A Strong First Step toward a Healthier Life: Wellness Guides for Migrant Factory Workers in China
"With capable partners on the ground, the future of the Wellness Project seems bright. We look forward to the next phase of this project."October 21st was an exciting and memorable day for Pathfinder’s partnership to promote sexual and reproductive health and well-being among migrant factory workers in Changzhou, China under the China Wellness Project.
Eve Lee, Senior Advisor for the China program, and I were invited to observe project activities in two of the three China Wellness Project factories. We were accompanied by a diverse group of representatives from the University of California Berkeley School of Public Health, the Asia Foundation China Office, the China Family Planning Association, and the Changzhou Family Planning Commission, as well as the Vice Mayor of Changzhou City, local administrators of the Changzhou Hi-Tech Economic Development Zone, and a team of videographers and photographers.
It was a special celebration to launch the first edition of the Wellness Guide, content for which was developed over two years based on needs assessment and focus group discussions which aimed to capture topics of most importance to migrant factory workers regarding their new lives in Changzhou and their health and wellness.
Each chapter of the Wellness Guide provides basic health information in user-friendly language with sections that outline what one could do to take actions, and where one could find more information and help. The project has received support from the local government, the Levi Strauss Foundation, the crowd-sourcing site Catapult.org, Oxfam Hong Kong, the Pathfinder board, and individual donors.
At the Fujitsu factory, which produces electronic parts, we presented male and female migrant workers with copies of the Guide inside the spacious and refurbished “Wellness House” that the local government financed as a recreation and educational facility for Fujitsu’s workers.
“I would like to have a better life here in Changzhou and help my family,” one 18-year-old female migrant worker told us as she was asked about her goals and dreams.
As she spoke, she broke down in tears, indicating the fragile emotional and mental state many of these rural-born workers are in as they try to find their identities in a new city, struggling with unfamiliar local dialects and fast-paced urban lifestyles.
Eve emphasized that the project is not Pathfinder’s project, but instead the Changzhou people’s project. Pathfinder’s role was only to facilitate the introduction of this new project model and participatory project development—the hard work was really carried out by local partners and a team of academic researchers from Nanjing who provided the data.“I would like to have a better life here in Changzhou and help my family,” one 18-year-old female migrant worker told us as she was asked about her goals and dreams.
The Vice Mayor and the local administrators gave their full endorsement to the project and appreciated the partnership between government, local NGOs, international NGOs, academia and companies as well as international donors and global experts. They vowed to document and publicize this project and its potential for success to other factories, cities, and provinces. The China Family Planning Association has also been promoting the project concept through its nationwide network.

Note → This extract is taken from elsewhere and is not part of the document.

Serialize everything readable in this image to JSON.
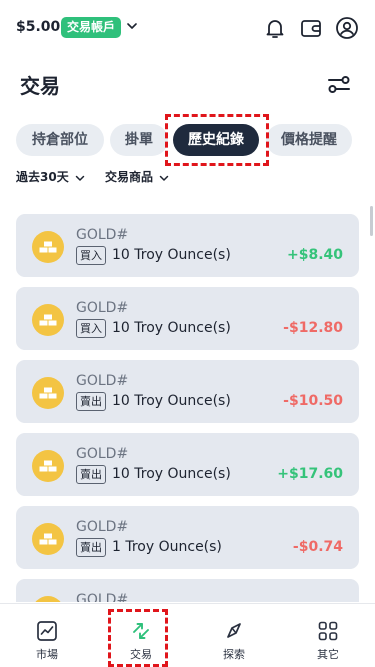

In the back of the Wellness Guide is a pocket that includes a directory of services that guide workers to various referral points for information and services. Those referral points have to be further strengthened to ensure that migrant workers are given good quality of services and relevant information. Young people find it especially tough to discuss sensitive sexual and reproductive health matters with government clinical staff, so youth-friendly services need to be located or established, including at pharmacies and other peer education outlets. The directory will be updated regularly to ensure complete and accurate information.
At the end of the site visit to the Fujitsu factory, I had a chance to interview the Japanese manager, Mr. Toriyama, in my native language. Mr. Toriyama said the project came just at the right time when the factory was struggling with a high turnover rate among migrant workers who could not adjust to their surroundings and did not have a way to seek support. He is very thankful that the Changzhou government has shown such care and concern to his employees through this project, and that there is now open communication with the local administrators as well as service agencies. He repeatedly told me that he is very fortunate to have encountered this project and to have a chance to implement it at his company.
With capable partners on the ground, the future of the Wellness Project seems bright, even when Pathfinder’s technical assistance and capacity building efforts have been intermittent and remote. Pathfinder believes in the power of collaborations and does not intend to open an office in China at this time. We look forward to the next phase of this project, with more documentation of outcomes, packaging of the project model for scale-up, and advocacy for policy change.